Students with language and attentional difficulties are present in all classrooms. Despite the significant barriers these students can face in accessing the curriculum, making use of teachers’ pedagogical practices, and demonstrating their learning, students who experience language and attentional difficulties are poorly identified and supported. As a result, many students with language and attentional difficulties disengage and underachieve.

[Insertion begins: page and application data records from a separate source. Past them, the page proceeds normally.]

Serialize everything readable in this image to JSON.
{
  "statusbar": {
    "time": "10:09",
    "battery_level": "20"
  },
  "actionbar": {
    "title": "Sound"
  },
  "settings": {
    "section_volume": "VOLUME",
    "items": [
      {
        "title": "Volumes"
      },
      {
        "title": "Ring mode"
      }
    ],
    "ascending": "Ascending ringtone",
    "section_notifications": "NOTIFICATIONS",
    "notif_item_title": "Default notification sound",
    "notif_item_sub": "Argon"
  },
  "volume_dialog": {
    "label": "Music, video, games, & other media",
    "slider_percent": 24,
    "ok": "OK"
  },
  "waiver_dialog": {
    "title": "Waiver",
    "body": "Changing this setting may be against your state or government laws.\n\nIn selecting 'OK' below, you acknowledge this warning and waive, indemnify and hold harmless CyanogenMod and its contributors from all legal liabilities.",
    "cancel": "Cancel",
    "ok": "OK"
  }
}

As part of the Accessible Assessment ARC Linkage project, this doctoral study will investigate whether reducing instructional language and cognitive load in Year 10 English classrooms improves the educational experiences, engagement and learning outcomes of students with language and/or attentional difficulties.

Principal Supervisor: Professor Linda Graham

Associate Supervisor: Associate Professor Callula Killingly

Associate Supervisor: Adjunct Associate Professor Naomi Sweller

Associate Supervisor: Ms Gaenor Dixon


Claire Ting

Evaluating the process and impact of co-designing a self-advocacy toolkit with high school students with dyslexia

Students with disability, including dyslexia, have the legal right to access the curriculum on the same basis as their peers. Australian schools are required to provide reasonable adjustments to enable equal curriculum access to students with disability. Schools are also required to consult students about their preferred adjustments. Despite these legal obligations, it is well documented that students with disability face barriers to curriculum access in high school, and are not always consulted about their preferred adjustments. Consequently, students with dyslexia may face barriers to equal access due to limited knowledge of their rights, their options for adjustments, and how to self-advocate. Knowledge of rights, entitlements, and self-advocacy skills can help students overcome these barriers and experience success as learners. 

Drawing on self-advocacy research, self-determination theory, universal principles, and student voice research, this project aims to adapt the content and accessibility of existing international self-advocacy programs to the Australian educational context, using a co-design approach involving high school students with dyslexia. It is hoped that by participating in the design and implementation of a self-advocacy toolkit, students will be empowered to advocate for their preferred adjustments, and that they will access these for their senior year of high school.

Principal Supervisor: Dr Sofia Mavropoulou

Associate Supervisor: Associate Professor Jill Willis


Carolina Vidal

Title: Accessible peer assessment: improving inclusion in Australian schools

Improving equity and fairness has been a growing priority for education, in the field of assessment, one of the most recognizable students led strategy for it is peer assessment. Peer assessment is a complex process that involves a dialogic relationship between teacher and students which enhances metacognitive thinking. Also, peer assessment involves cognitive skills and social demands that could imply additional barriers for students with learning difficulties. There is growing recent research that shows that assessment interactions have the potential to overcome these barriers. Yet, little is known how peer assessment enables all students to learn, or how these interactions are designed and implemented in inclusive classrooms. This study aims to address these gaps by collecting data from teachers and students in Australian classrooms. The data collection will focus on the process where teachers work collaboratively in Professional Learning sessions, designing and implementing peer assessment strategies with their pupils to make this process more inclusive for all students.

Principal Supervisor: Associate Professor Jill Willis

Associate Supervisor: Associate Professor Nerida Spina